As I sit down to write this, I see snowflakes in the forecast for the upcoming week, which means that the brief but glorious period of fall in Chicago is quickly transitioning into the colder, darker days of winter. Fortunately, it also means that the holidays are approaching and for many people such as me, this will bring celebratory gatherings with family and friends after a year of scaled back or cancelled festivities. Aside from the pure joy of sharing hugs and pumpkin pie, I appreciate the seasonal opportunity to pause and reflect on all that I am thankful for, including being part of this community. Continue reading President’s Letter→
This summer, thanks to a CALL grant, I was able to take Law Books: History & Connoisseurship, a course held through the Rare Book School at the University of Virginia.
The course, which was held remotely, took place from August 1-6 and was team taught by Mike Widener, recently retired from the Lillian Goldman Law Library at Yale Law School, and Ryan Greenwood, of the University of Minnesota Law Library.

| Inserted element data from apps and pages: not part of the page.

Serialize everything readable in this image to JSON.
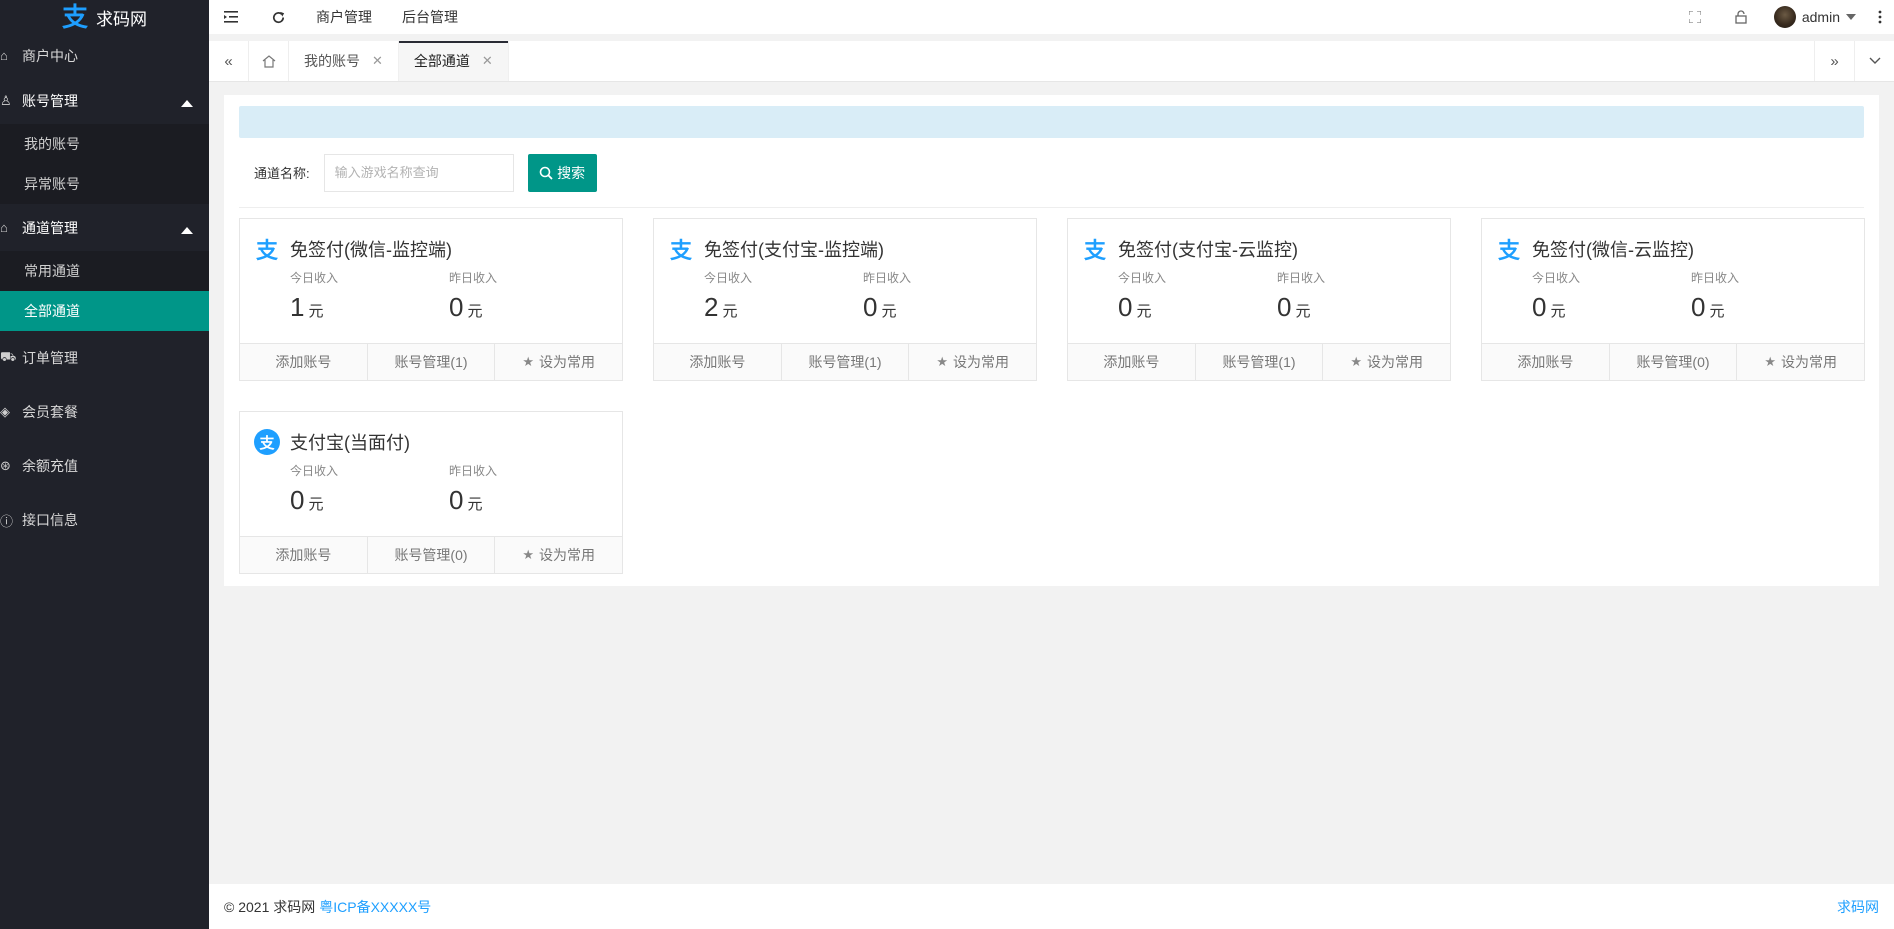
{
  "brand": {
    "logo_glyph": "支",
    "name": "求码网"
  },
  "sidebar": {
    "items": [
      {
        "icon": "house-icon",
        "glyph": "⌂",
        "label": "商户中心"
      },
      {
        "icon": "user-icon",
        "glyph": "♙",
        "label": "账号管理",
        "open": true,
        "children": [
          {
            "label": "我的账号"
          },
          {
            "label": "异常账号"
          }
        ]
      },
      {
        "icon": "home-icon",
        "glyph": "⌂",
        "label": "通道管理",
        "open": true,
        "children": [
          {
            "label": "常用通道"
          },
          {
            "label": "全部通道",
            "active": true
          }
        ]
      },
      {
        "icon": "cart-icon",
        "glyph": "⛟",
        "label": "订单管理"
      },
      {
        "icon": "diamond-icon",
        "glyph": "◈",
        "label": "会员套餐"
      },
      {
        "icon": "coin-icon",
        "glyph": "⊛",
        "label": "余额充值"
      },
      {
        "icon": "info-icon",
        "glyph": "ⓘ",
        "label": "接口信息"
      }
    ]
  },
  "header": {
    "links": [
      "商户管理",
      "后台管理"
    ],
    "user": "admin"
  },
  "tabs": {
    "items": [
      {
        "label": "我的账号",
        "active": false
      },
      {
        "label": "全部通道",
        "active": true
      }
    ]
  },
  "search": {
    "label": "通道名称:",
    "placeholder": "输入游戏名称查询",
    "button": "搜索"
  },
  "cards": [
    {
      "icon": "wechat-pay-icon",
      "title": "免签付(微信-监控端)",
      "today_label": "今日收入",
      "today": "1",
      "yesterday_label": "昨日收入",
      "yesterday": "0",
      "unit": "元",
      "add": "添加账号",
      "manage": "账号管理(1)",
      "fav": "设为常用"
    },
    {
      "icon": "alipay-pay-icon",
      "title": "免签付(支付宝-监控端)",
      "today_label": "今日收入",
      "today": "2",
      "yesterday_label": "昨日收入",
      "yesterday": "0",
      "unit": "元",
      "add": "添加账号",
      "manage": "账号管理(1)",
      "fav": "设为常用"
    },
    {
      "icon": "alipay-cloud-icon",
      "title": "免签付(支付宝-云监控)",
      "today_label": "今日收入",
      "today": "0",
      "yesterday_label": "昨日收入",
      "yesterday": "0",
      "unit": "元",
      "add": "添加账号",
      "manage": "账号管理(1)",
      "fav": "设为常用"
    },
    {
      "icon": "wechat-cloud-icon",
      "title": "免签付(微信-云监控)",
      "today_label": "今日收入",
      "today": "0",
      "yesterday_label": "昨日收入",
      "yesterday": "0",
      "unit": "元",
      "add": "添加账号",
      "manage": "账号管理(0)",
      "fav": "设为常用"
    },
    {
      "icon": "alipay-icon",
      "title": "支付宝(当面付)",
      "today_label": "今日收入",
      "today": "0",
      "yesterday_label": "昨日收入",
      "yesterday": "0",
      "unit": "元",
      "add": "添加账号",
      "manage": "账号管理(0)",
      "fav": "设为常用"
    }
  ],
  "footer": {
    "copyright": "© 2021 求码网",
    "icp": "粤ICP备XXXXX号",
    "right": "求码网"
  },
  "colors": {
    "sidebar_bg": "#20222a",
    "accent": "#009688",
    "link": "#1e9fff",
    "alert_bg": "#d9edf7"
  }
}
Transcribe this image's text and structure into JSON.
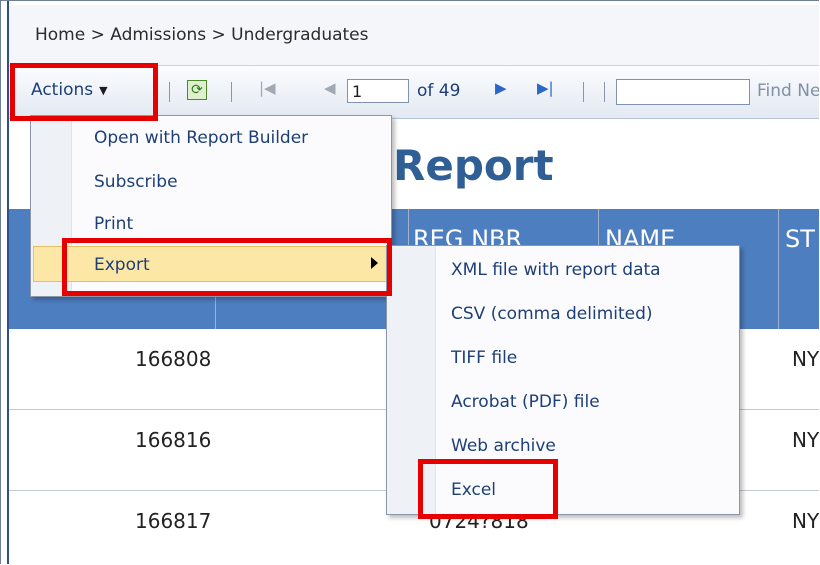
{
  "breadcrumb": "Home > Admissions > Undergraduates",
  "toolbar": {
    "actions_label": "Actions",
    "page_value": "1",
    "of_label": "of 49",
    "find_label": "Find Ne"
  },
  "report": {
    "title": "Report",
    "headers": [
      "REG NBR",
      "NAME",
      "ST"
    ],
    "rows": [
      {
        "id": "166808",
        "state": "NY"
      },
      {
        "id": "166816",
        "state": "NY"
      },
      {
        "id": "166817",
        "reg_partial": "0724?818",
        "state": "NY"
      }
    ]
  },
  "actions_menu": {
    "items": [
      "Open with Report Builder",
      "Subscribe",
      "Print",
      "Export"
    ]
  },
  "export_menu": {
    "items": [
      "XML file with report data",
      "CSV (comma delimited)",
      "TIFF file",
      "Acrobat (PDF) file",
      "Web archive",
      "Excel"
    ]
  },
  "colors": {
    "highlight": "#e60000",
    "header_blue": "#4d7ebf",
    "title_blue": "#2f5f94"
  }
}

The curriculum covered the canon of historical law books, as well as the history of the trade in Europe, America, and Latin America. The course was framed with a view to collection development: assignments required me to think strategically about how I would like to curate a collection, and a rare bookseller was invited as a guest speaker to offer insight into the current market. Continue reading Grantee Report: Law Books: History &; Connoisseurship Rare Books School→
Thanks to a generous grant from CALL, I was able to attend the virtual AALL Management Institute in March 2021 The Management Institute is a two-day immersion which ambitiously aims to prepare “managers to thrive in uncertainty, confidently navigate conflict, and build commitment to strategic goals.” Continue reading Grantee Report: AALL Management Institute→
The CALL Grants and Awards Committee graciously provided me with a Grant to enroll in the AALL Introduction to Law Libraries virtual course. The course was self-paced which created flexibility in my scheduling; while I received the grant in March, I was able to take and complete the course in June after the semester and grading had ended. Additionally, the course itself was only one hour long allowing me to complete it gradually over the course of a full day, rather than being required to sit during a one hour slot. This flexibility was wonderful and allowed me to focus on work while also completing the course. Continue reading Grantee Report: AALL Introduction to Law Library Budgets Course→
Our friend and colleague John Klaus died unexpectedly this March. John was a kind, caring, thoroughly professional, and wonderful person who loved his family and his work. He came to the Library of the U.S. Courts of the Seventh Circuit in 1989 after beginning his law librarian career at the Chicago office of Jenner and Block.
He guided the research and reference librarians, judges, law clerks, and staff of the courts through the many evolving changes in legal research over the more than thirty years he served the federal judiciary. Continue reading Remembering John Klaus→